**MDPI and ACS Style**

Cosoli, G.; Martarelli, M.; Mobili, A.; Tittarelli, F.; Revel, G.M.
Damage Identification in Cement-Based Structures: A Method Based on Modal Curvatures and Continuous Wavelet Transform. *Sensors* **2023**, *23*, 9292.
https://doi.org/10.3390/s23229292

**AMA Style**

Cosoli G, Martarelli M, Mobili A, Tittarelli F, Revel GM.
Damage Identification in Cement-Based Structures: A Method Based on Modal Curvatures and Continuous Wavelet Transform. *Sensors*. 2023; 23(22):9292.
https://doi.org/10.3390/s23229292

**Chicago/Turabian Style**

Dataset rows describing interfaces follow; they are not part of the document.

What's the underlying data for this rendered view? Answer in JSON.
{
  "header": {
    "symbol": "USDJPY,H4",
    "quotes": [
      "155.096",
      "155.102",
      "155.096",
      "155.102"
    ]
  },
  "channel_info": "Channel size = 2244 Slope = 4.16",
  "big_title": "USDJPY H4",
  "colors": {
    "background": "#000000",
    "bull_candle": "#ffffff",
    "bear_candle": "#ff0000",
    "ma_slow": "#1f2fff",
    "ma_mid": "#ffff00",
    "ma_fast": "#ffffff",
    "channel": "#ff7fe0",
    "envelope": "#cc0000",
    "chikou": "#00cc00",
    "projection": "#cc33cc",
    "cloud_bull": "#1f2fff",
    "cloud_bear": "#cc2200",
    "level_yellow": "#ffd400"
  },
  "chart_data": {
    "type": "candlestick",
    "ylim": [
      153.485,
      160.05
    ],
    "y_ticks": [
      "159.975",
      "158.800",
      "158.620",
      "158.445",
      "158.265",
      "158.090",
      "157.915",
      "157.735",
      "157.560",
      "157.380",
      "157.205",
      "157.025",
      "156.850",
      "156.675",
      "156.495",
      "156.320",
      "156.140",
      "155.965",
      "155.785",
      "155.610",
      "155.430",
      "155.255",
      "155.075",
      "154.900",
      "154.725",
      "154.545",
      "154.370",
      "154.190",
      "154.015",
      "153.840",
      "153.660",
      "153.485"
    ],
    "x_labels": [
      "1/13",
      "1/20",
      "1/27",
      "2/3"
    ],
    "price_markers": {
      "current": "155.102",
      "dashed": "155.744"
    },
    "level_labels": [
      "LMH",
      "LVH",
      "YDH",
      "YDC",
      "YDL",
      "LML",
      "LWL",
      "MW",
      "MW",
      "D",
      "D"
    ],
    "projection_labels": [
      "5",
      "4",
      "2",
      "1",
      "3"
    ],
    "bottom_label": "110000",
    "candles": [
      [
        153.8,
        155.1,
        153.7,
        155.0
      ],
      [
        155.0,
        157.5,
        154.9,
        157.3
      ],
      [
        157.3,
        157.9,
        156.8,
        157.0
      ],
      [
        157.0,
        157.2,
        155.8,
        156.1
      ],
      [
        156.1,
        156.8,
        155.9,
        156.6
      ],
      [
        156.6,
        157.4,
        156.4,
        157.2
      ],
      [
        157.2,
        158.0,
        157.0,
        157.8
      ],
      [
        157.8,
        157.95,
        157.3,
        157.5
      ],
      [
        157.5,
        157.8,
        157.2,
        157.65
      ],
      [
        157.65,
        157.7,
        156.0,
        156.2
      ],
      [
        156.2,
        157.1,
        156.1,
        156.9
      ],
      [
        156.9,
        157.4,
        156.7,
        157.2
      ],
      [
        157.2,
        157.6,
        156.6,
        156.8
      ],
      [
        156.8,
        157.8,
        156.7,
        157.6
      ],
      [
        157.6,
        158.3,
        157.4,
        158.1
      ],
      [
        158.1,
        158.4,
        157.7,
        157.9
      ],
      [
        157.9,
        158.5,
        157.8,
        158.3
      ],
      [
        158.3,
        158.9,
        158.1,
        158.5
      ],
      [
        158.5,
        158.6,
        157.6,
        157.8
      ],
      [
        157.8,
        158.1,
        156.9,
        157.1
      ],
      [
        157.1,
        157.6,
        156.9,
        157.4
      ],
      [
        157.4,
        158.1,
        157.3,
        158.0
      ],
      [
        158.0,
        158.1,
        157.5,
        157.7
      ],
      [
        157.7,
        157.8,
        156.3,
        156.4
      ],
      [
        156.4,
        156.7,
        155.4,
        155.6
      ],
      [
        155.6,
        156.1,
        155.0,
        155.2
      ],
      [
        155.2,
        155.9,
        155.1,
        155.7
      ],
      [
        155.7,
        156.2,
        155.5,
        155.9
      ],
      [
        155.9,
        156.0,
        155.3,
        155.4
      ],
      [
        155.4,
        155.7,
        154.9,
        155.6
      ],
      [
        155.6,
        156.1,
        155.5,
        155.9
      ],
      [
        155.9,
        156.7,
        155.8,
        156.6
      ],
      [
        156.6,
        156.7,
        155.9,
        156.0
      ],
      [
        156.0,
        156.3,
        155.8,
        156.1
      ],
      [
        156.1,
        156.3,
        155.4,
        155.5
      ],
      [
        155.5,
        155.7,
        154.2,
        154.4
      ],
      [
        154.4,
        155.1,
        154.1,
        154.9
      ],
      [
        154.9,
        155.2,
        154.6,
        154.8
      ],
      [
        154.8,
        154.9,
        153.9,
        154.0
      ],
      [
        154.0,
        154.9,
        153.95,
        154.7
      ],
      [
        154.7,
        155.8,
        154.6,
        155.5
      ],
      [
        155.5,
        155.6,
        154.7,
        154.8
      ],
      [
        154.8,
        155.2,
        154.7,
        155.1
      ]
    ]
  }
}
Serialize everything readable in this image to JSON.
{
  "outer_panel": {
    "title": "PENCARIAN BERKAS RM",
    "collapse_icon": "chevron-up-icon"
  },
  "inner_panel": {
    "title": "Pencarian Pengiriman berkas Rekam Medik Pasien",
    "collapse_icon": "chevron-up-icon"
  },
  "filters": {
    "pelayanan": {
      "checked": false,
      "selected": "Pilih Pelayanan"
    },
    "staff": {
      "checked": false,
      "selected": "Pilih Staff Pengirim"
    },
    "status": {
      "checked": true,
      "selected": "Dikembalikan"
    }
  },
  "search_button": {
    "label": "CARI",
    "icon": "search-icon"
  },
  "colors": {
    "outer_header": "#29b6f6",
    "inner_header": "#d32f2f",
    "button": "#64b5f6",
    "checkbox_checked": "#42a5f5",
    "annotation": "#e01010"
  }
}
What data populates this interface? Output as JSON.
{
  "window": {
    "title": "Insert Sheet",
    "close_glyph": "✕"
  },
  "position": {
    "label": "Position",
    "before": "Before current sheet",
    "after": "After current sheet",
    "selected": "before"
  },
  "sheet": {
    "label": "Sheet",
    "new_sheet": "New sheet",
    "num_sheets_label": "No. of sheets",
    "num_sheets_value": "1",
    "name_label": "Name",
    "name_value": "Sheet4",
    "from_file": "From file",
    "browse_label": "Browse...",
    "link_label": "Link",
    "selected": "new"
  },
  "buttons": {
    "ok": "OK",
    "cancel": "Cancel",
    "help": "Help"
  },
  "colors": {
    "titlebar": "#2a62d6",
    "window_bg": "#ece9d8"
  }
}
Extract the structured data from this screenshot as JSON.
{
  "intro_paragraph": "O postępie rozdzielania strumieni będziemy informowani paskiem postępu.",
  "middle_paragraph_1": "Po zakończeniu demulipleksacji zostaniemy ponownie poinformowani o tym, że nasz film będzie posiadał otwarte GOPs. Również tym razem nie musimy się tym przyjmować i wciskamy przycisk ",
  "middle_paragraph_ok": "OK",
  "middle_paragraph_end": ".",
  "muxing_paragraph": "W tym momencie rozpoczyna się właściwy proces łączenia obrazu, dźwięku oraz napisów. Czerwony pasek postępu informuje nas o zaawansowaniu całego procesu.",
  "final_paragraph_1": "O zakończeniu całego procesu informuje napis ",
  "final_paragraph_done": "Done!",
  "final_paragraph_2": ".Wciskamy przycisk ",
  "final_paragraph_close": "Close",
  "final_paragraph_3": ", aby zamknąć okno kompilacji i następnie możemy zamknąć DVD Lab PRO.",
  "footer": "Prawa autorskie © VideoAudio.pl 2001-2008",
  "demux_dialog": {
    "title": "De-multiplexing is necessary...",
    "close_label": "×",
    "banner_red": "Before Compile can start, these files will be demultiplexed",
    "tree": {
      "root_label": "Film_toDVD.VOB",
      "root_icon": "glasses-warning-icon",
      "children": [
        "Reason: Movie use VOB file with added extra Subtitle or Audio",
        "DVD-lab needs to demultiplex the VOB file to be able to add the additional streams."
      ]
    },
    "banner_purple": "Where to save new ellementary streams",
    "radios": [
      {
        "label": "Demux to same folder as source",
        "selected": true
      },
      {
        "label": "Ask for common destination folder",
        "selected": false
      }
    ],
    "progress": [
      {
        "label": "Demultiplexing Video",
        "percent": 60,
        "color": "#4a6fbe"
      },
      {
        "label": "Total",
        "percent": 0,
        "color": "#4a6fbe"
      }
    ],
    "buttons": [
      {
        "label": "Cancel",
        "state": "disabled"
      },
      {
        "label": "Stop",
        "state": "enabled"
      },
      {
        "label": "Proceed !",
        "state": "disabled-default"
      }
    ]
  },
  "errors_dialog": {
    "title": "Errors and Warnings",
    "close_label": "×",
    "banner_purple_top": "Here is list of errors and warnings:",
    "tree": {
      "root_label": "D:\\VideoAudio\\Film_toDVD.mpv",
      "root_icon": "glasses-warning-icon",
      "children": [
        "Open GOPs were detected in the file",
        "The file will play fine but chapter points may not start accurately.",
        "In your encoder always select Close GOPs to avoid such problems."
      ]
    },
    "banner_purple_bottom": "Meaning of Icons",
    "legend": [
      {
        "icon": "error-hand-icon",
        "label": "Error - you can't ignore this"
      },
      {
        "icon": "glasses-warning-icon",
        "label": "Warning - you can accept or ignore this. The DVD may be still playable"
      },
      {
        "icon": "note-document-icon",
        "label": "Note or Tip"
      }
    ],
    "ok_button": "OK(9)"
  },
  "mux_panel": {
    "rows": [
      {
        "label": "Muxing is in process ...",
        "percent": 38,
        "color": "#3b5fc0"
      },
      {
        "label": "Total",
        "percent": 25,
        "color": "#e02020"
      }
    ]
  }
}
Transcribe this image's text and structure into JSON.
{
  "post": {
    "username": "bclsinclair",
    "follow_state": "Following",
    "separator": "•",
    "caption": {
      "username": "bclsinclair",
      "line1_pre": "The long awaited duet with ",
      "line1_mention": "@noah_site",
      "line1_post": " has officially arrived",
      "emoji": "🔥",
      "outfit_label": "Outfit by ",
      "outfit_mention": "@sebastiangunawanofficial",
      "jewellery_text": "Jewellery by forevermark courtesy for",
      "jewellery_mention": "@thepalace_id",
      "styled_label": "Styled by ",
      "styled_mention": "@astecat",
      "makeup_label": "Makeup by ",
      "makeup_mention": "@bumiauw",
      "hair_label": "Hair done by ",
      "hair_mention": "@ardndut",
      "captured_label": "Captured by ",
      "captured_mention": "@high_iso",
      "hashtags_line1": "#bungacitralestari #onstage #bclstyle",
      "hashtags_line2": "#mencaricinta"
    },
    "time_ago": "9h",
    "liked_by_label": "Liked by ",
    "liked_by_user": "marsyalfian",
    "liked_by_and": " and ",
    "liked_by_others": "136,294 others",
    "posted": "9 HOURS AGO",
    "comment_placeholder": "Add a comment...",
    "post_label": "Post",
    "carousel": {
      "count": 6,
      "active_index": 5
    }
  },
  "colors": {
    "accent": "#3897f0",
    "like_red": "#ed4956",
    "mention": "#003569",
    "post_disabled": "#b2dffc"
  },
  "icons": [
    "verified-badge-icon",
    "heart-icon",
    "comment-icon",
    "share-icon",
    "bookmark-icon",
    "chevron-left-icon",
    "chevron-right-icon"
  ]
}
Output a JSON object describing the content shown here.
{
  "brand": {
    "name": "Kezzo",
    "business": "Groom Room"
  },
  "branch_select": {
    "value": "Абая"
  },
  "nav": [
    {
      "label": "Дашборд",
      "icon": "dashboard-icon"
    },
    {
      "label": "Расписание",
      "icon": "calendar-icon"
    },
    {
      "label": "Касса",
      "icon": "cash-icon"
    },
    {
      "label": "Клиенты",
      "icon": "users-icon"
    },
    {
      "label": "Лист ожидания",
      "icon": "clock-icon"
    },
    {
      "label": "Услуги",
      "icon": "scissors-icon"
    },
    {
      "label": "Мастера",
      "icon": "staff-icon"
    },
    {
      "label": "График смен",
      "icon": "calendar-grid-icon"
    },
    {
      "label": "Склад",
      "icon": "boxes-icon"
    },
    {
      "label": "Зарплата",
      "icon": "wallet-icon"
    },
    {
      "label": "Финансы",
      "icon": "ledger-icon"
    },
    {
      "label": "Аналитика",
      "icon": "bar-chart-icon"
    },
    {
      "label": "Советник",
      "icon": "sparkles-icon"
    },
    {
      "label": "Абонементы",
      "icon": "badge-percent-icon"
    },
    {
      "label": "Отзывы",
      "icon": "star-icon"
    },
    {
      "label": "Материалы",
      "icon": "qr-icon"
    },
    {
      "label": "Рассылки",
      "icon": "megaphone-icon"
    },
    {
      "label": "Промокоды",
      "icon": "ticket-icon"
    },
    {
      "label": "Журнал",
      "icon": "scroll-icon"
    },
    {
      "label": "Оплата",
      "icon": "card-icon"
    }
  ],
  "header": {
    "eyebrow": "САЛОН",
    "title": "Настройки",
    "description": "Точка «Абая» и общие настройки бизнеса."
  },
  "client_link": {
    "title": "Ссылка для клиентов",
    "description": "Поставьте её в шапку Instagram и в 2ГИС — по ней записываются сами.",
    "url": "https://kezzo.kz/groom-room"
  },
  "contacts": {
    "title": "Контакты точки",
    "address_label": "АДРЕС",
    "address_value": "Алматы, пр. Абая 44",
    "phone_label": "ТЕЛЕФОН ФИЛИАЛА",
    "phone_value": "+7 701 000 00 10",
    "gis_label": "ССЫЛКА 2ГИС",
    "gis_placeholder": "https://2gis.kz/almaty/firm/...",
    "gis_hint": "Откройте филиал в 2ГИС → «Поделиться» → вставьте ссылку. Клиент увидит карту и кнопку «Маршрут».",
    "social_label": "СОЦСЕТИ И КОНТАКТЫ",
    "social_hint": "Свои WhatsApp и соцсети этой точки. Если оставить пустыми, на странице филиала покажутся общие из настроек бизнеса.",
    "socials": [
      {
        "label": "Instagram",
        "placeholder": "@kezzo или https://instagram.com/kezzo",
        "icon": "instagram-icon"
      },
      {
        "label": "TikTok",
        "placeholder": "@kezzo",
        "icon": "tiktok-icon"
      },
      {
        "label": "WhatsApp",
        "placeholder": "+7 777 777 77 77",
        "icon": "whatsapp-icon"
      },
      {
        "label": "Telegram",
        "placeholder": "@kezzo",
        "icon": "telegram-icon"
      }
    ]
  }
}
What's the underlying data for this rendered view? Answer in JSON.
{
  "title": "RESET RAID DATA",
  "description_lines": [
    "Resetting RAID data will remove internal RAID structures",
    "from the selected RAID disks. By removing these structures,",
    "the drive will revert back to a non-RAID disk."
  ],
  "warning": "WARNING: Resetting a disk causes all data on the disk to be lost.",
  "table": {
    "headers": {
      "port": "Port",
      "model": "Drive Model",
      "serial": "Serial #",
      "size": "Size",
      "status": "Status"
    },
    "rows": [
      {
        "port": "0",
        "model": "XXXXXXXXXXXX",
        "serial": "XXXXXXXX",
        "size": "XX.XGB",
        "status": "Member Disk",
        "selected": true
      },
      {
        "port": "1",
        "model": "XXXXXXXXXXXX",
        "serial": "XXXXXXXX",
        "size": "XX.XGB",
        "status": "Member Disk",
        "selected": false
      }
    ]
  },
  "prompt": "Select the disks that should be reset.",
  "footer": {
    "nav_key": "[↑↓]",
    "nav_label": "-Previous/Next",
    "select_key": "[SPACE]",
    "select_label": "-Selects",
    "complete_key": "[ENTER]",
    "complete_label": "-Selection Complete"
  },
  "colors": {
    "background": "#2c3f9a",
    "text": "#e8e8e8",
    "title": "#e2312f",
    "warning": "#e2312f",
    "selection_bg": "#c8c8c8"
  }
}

Cosoli, Gloria, Milena Martarelli, Alessandra Mobili, Francesca Tittarelli, and Gian Marco Revel.
2023. "Damage Identification in Cement-Based Structures: A Method Based on Modal Curvatures and Continuous Wavelet Transform" *Sensors* 23, no. 22: 9292.
https://doi.org/10.3390/s23229292